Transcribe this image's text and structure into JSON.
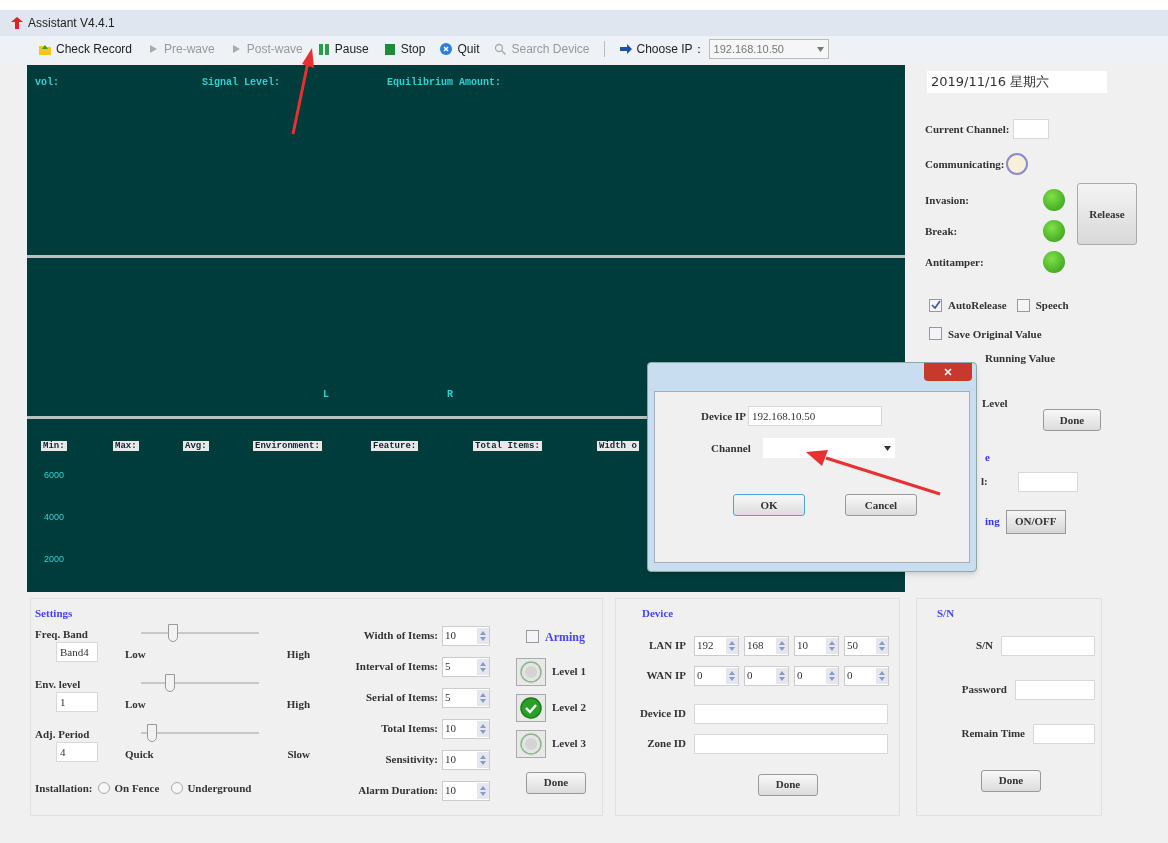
{
  "window": {
    "title": "Assistant V4.4.1"
  },
  "toolbar": [
    {
      "label": "Check Record",
      "kind": "record",
      "disabled": false
    },
    {
      "label": "Pre-wave",
      "kind": "play",
      "disabled": true
    },
    {
      "label": "Post-wave",
      "kind": "play",
      "disabled": true
    },
    {
      "label": "Pause",
      "kind": "pause",
      "disabled": false
    },
    {
      "label": "Stop",
      "kind": "stop",
      "disabled": false
    },
    {
      "label": "Quit",
      "kind": "quit",
      "disabled": false
    },
    {
      "label": "Search Device",
      "kind": "search",
      "disabled": true
    },
    {
      "label": "Choose IP：",
      "kind": "arrow",
      "disabled": false
    }
  ],
  "ip_select": {
    "value": "192.168.10.50"
  },
  "wave_panel": {
    "labels": [
      "vol:",
      "Signal Level:",
      "Equilibrium Amount:"
    ]
  },
  "channel_panel": {
    "labels": [
      "L",
      "R"
    ]
  },
  "stats_panel": {
    "labels": [
      "Min:",
      "Max:",
      "Avg:",
      "Environment:",
      "Feature:",
      "Total Items:",
      "Width o"
    ],
    "y_axis": [
      "6000",
      "4000",
      "2000"
    ]
  },
  "status": {
    "date": "2019/11/16 星期六",
    "current_channel": "Current Channel:",
    "communicating": {
      "label": "Communicating:",
      "on": false
    },
    "alarms": [
      {
        "label": "Invasion:",
        "on": true
      },
      {
        "label": "Break:",
        "on": true
      },
      {
        "label": "Antitamper:",
        "on": true
      }
    ],
    "release_button": "Release",
    "options": [
      {
        "label": "AutoRelease",
        "checked": true
      },
      {
        "label": "Speech",
        "checked": false
      },
      {
        "label": "Save Original Value",
        "checked": false
      }
    ],
    "covered_option": "Running Value",
    "level_label": "Level",
    "level_button": "Done",
    "group_fragment": "e",
    "field_fragment": "l:",
    "onoff_label": "ing",
    "onoff_button": "ON/OFF"
  },
  "settings": {
    "title": "Settings",
    "sliders": [
      {
        "label": "Freq. Band",
        "value": "Band4",
        "min_label": "Low",
        "max_label": "High",
        "level": 0.25
      },
      {
        "label": "Env. level",
        "value": "1",
        "min_label": "Low",
        "max_label": "High",
        "level": 0.22
      },
      {
        "label": "Adj. Period",
        "value": "4",
        "min_label": "Quick",
        "max_label": "Slow",
        "level": 0.06
      }
    ],
    "installation": {
      "label": "Installation:",
      "options": [
        {
          "label": "On Fence",
          "selected": false
        },
        {
          "label": "Underground",
          "selected": false
        }
      ]
    },
    "spinners": [
      {
        "label": "Width of Items:",
        "value": "10"
      },
      {
        "label": "Interval of Items:",
        "value": "5"
      },
      {
        "label": "Serial of Items:",
        "value": "5"
      },
      {
        "label": "Total Items:",
        "value": "10"
      },
      {
        "label": "Sensitivity:",
        "value": "10"
      },
      {
        "label": "Alarm Duration:",
        "value": "10"
      }
    ],
    "arming": {
      "label": "Arming",
      "checked": false
    },
    "levels": [
      {
        "label": "Level 1",
        "selected": false
      },
      {
        "label": "Level 2",
        "selected": true
      },
      {
        "label": "Level 3",
        "selected": false
      }
    ],
    "done": "Done"
  },
  "device": {
    "title": "Device",
    "ips": [
      {
        "label": "LAN IP",
        "octets": [
          "192",
          "168",
          "10",
          "50"
        ]
      },
      {
        "label": "WAN IP",
        "octets": [
          "0",
          "0",
          "0",
          "0"
        ]
      }
    ],
    "fields": [
      "Device ID",
      "Zone ID"
    ],
    "done": "Done"
  },
  "sn": {
    "title": "S/N",
    "fields": [
      "S/N",
      "Password",
      "Remain Time"
    ],
    "done": "Done"
  },
  "dialog": {
    "device_ip_label": "Device IP",
    "device_ip": "192.168.10.50",
    "channel_label": "Channel",
    "buttons": [
      "OK",
      "Cancel"
    ]
  }
}
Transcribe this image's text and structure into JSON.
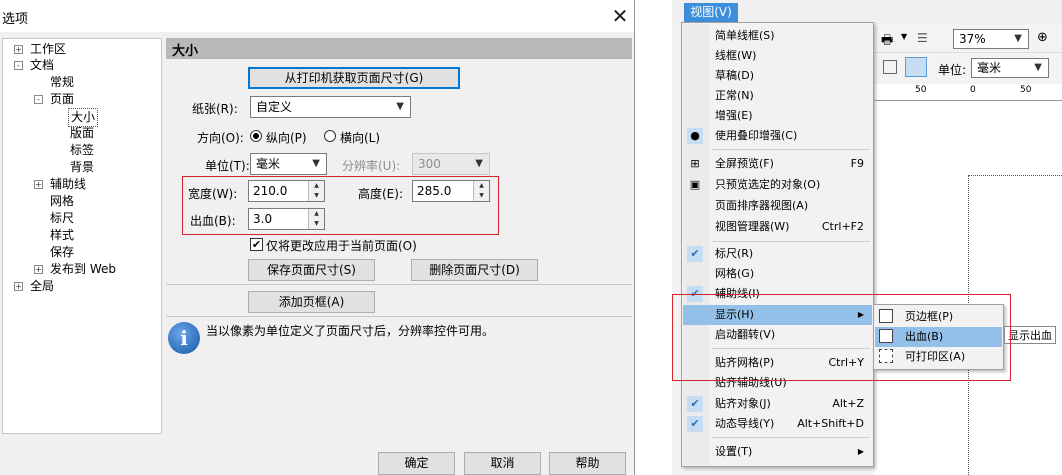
{
  "dialog": {
    "title": "选项",
    "close_glyph": "✕",
    "tree": [
      {
        "label": "工作区",
        "exp": "+"
      },
      {
        "label": "文档",
        "exp": "-"
      },
      {
        "label": "常规",
        "exp": ""
      },
      {
        "label": "页面",
        "exp": "-"
      },
      {
        "label": "大小",
        "exp": ""
      },
      {
        "label": "版面",
        "exp": ""
      },
      {
        "label": "标签",
        "exp": ""
      },
      {
        "label": "背景",
        "exp": ""
      },
      {
        "label": "辅助线",
        "exp": "+"
      },
      {
        "label": "网格",
        "exp": ""
      },
      {
        "label": "标尺",
        "exp": ""
      },
      {
        "label": "样式",
        "exp": ""
      },
      {
        "label": "保存",
        "exp": ""
      },
      {
        "label": "发布到 Web",
        "exp": "+"
      },
      {
        "label": "全局",
        "exp": "+"
      }
    ],
    "section_title": "大小",
    "get_printer_size_button": "从打印机获取页面尺寸(G)",
    "paper_label": "纸张(R):",
    "paper_value": "自定义",
    "orientation_label": "方向(O):",
    "portrait_label": "纵向(P)",
    "landscape_label": "横向(L)",
    "orientation_selected": "portrait",
    "unit_label": "单位(T):",
    "unit_value": "毫米",
    "resolution_label": "分辨率(U):",
    "resolution_value": "300",
    "width_label": "宽度(W):",
    "width_value": "210.0",
    "height_label": "高度(E):",
    "height_value": "285.0",
    "bleed_label": "出血(B):",
    "bleed_value": "3.0",
    "apply_current_only_label": "仅将更改应用于当前页面(O)",
    "apply_current_only_checked": true,
    "check_glyph": "✔",
    "save_size_button": "保存页面尺寸(S)",
    "delete_size_button": "删除页面尺寸(D)",
    "add_frame_button": "添加页框(A)",
    "info_glyph": "i",
    "info_text": "当以像素为单位定义了页面尺寸后，分辨率控件可用。",
    "ok_button": "确定",
    "cancel_button": "取消",
    "help_button": "帮助",
    "highlight_color": "#d4252d"
  },
  "app": {
    "menu_view_label": "视图(V)",
    "zoom_value": "37%",
    "unit_label": "单位:",
    "unit_value": "毫米",
    "ruler_labels": [
      "50",
      "0",
      "50"
    ],
    "view_menu": [
      {
        "label": "简单线框(S)",
        "shortcut": "",
        "icon": ""
      },
      {
        "label": "线框(W)",
        "shortcut": "",
        "icon": ""
      },
      {
        "label": "草稿(D)",
        "shortcut": "",
        "icon": ""
      },
      {
        "label": "正常(N)",
        "shortcut": "",
        "icon": ""
      },
      {
        "label": "增强(E)",
        "shortcut": "",
        "icon": ""
      },
      {
        "label": "使用叠印增强(C)",
        "shortcut": "",
        "icon": "●"
      },
      {
        "label": "全屏预览(F)",
        "shortcut": "F9",
        "icon": "⊞"
      },
      {
        "label": "只预览选定的对象(O)",
        "shortcut": "",
        "icon": "▣"
      },
      {
        "label": "页面排序器视图(A)",
        "shortcut": "",
        "icon": ""
      },
      {
        "label": "视图管理器(W)",
        "shortcut": "Ctrl+F2",
        "icon": ""
      },
      {
        "label": "标尺(R)",
        "shortcut": "",
        "icon": "✔"
      },
      {
        "label": "网格(G)",
        "shortcut": "",
        "icon": ""
      },
      {
        "label": "辅助线(I)",
        "shortcut": "",
        "icon": "✔"
      },
      {
        "label": "显示(H)",
        "shortcut": "▶",
        "icon": ""
      },
      {
        "label": "启动翻转(V)",
        "shortcut": "",
        "icon": ""
      },
      {
        "label": "贴齐网格(P)",
        "shortcut": "Ctrl+Y",
        "icon": ""
      },
      {
        "label": "贴齐辅助线(U)",
        "shortcut": "",
        "icon": ""
      },
      {
        "label": "贴齐对象(J)",
        "shortcut": "Alt+Z",
        "icon": "✔"
      },
      {
        "label": "动态导线(Y)",
        "shortcut": "Alt+Shift+D",
        "icon": "✔"
      },
      {
        "label": "设置(T)",
        "shortcut": "▶",
        "icon": ""
      }
    ],
    "show_submenu": [
      {
        "label": "页边框(P)"
      },
      {
        "label": "出血(B)"
      },
      {
        "label": "可打印区(A)"
      }
    ],
    "tooltip": "显示出血"
  }
}
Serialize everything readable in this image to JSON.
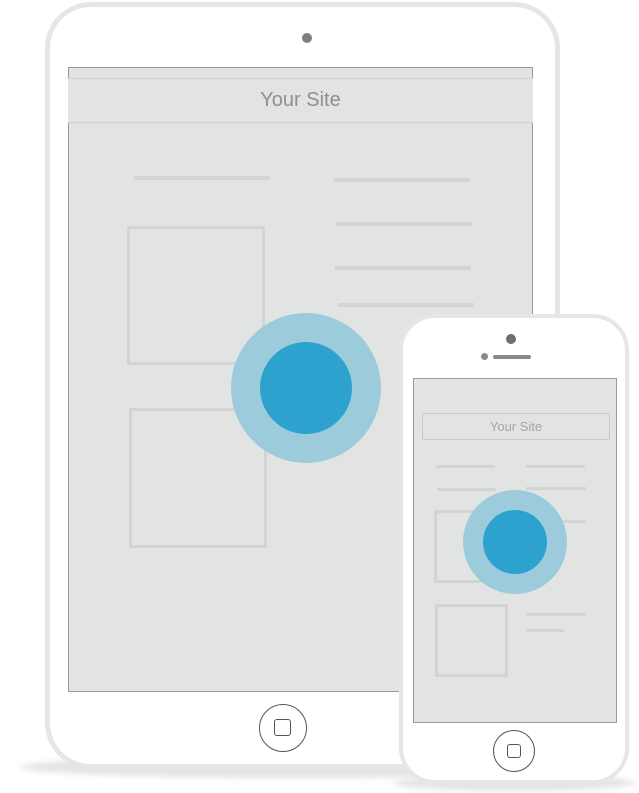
{
  "tablet": {
    "site_title": "Your Site"
  },
  "phone": {
    "site_title": "Your Site"
  },
  "colors": {
    "touch_outer": "#9ccbdc",
    "touch_inner": "#2ea2cf",
    "screen_bg": "#e2e3e3",
    "device_frame": "#e6e6e6",
    "placeholder": "#d2d3d3"
  },
  "icons": {
    "home": "home-button-icon",
    "camera": "camera-icon",
    "touch": "touch-indicator-icon"
  }
}
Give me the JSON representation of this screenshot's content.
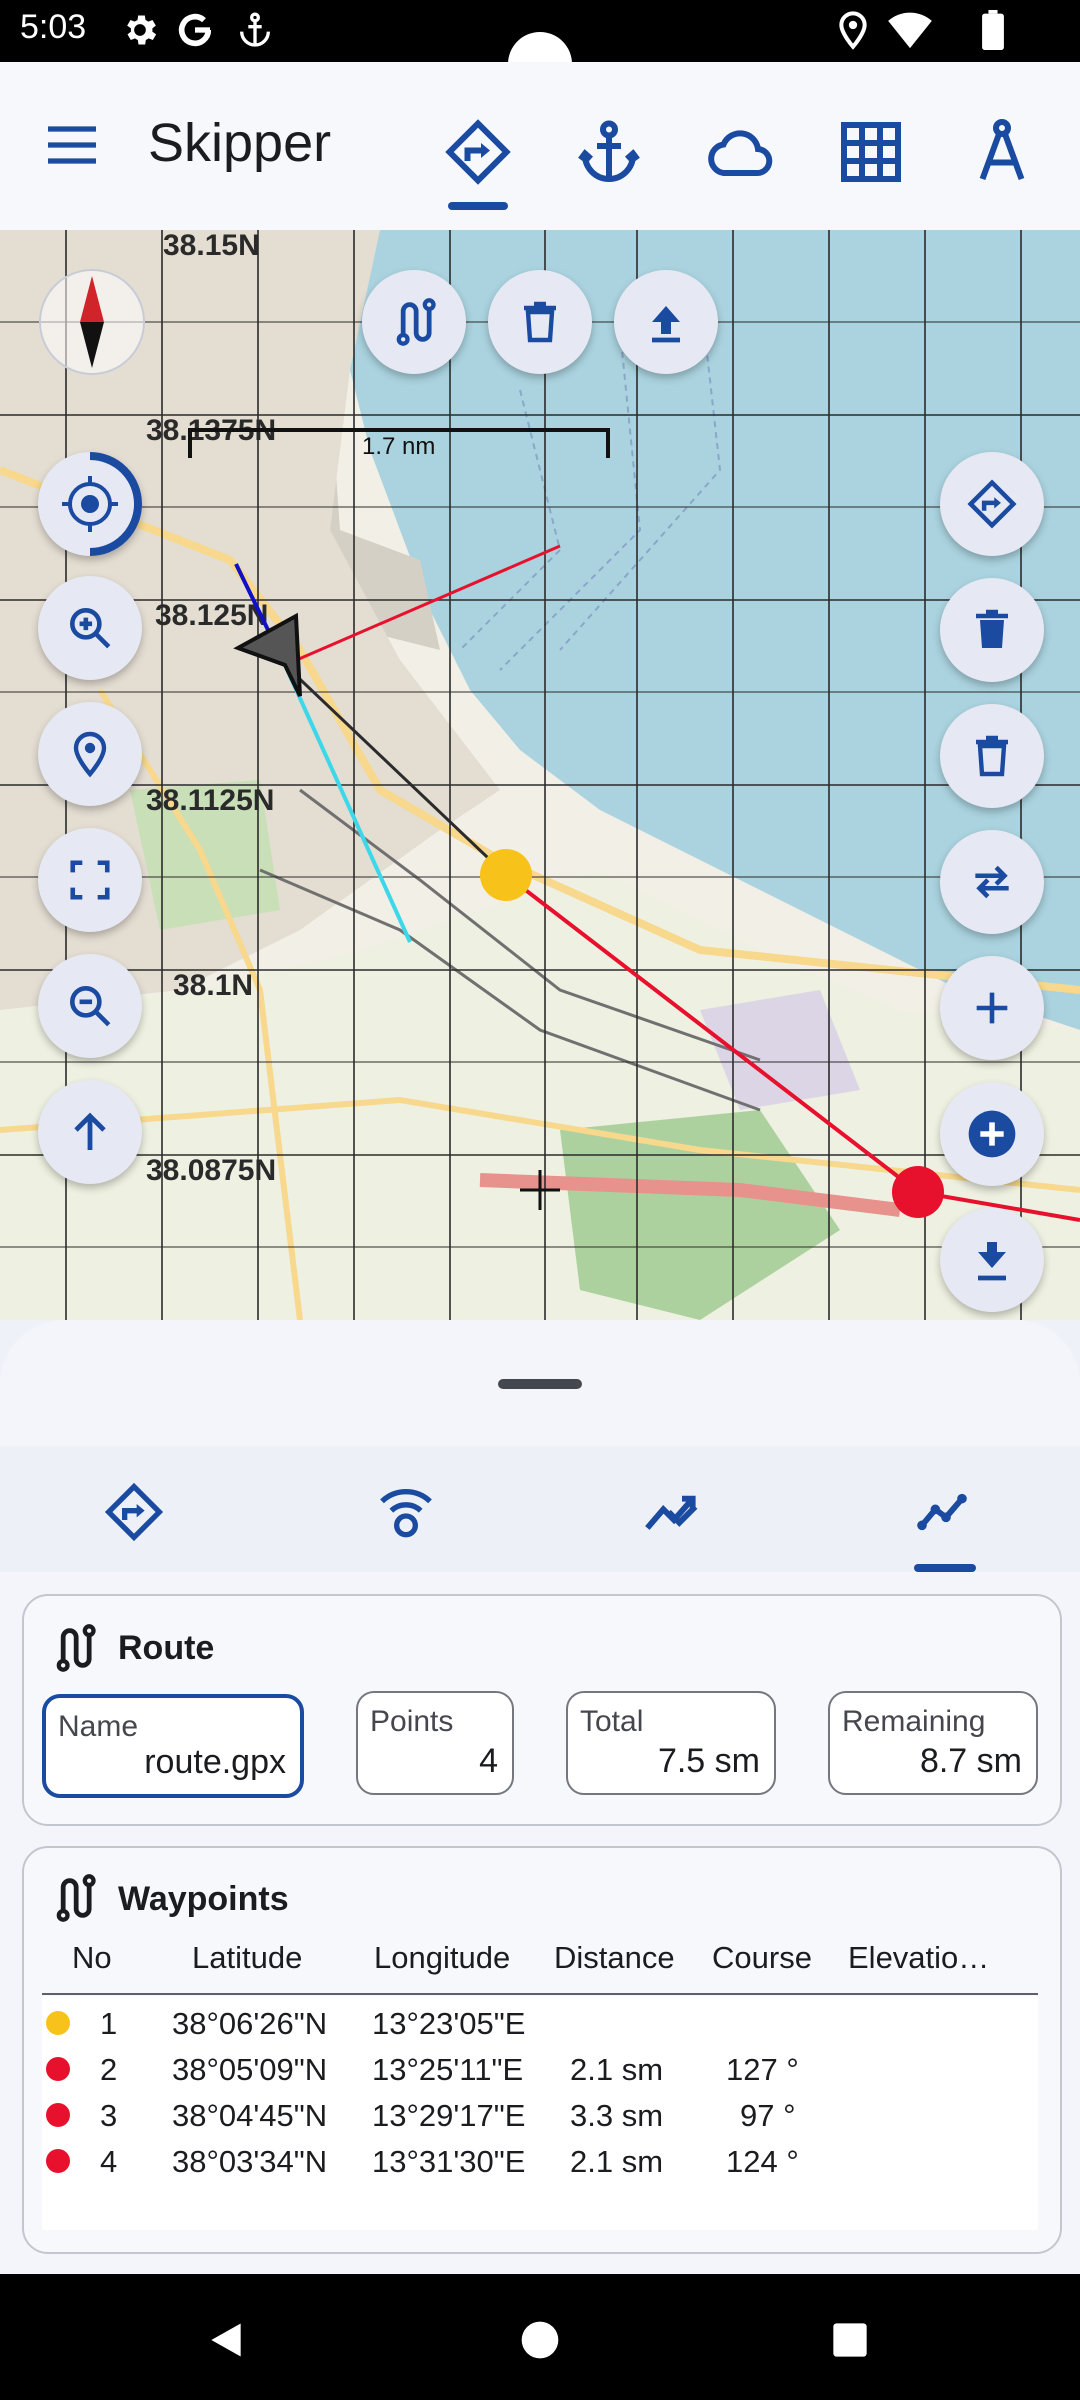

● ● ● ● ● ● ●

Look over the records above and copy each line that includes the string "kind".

      "kind": "record",
      "kind": "play",
      "kind": "play",
      "kind": "pause",
      "kind": "stop",
      "kind": "quit",
      "kind": "search",
      "kind": "arrow",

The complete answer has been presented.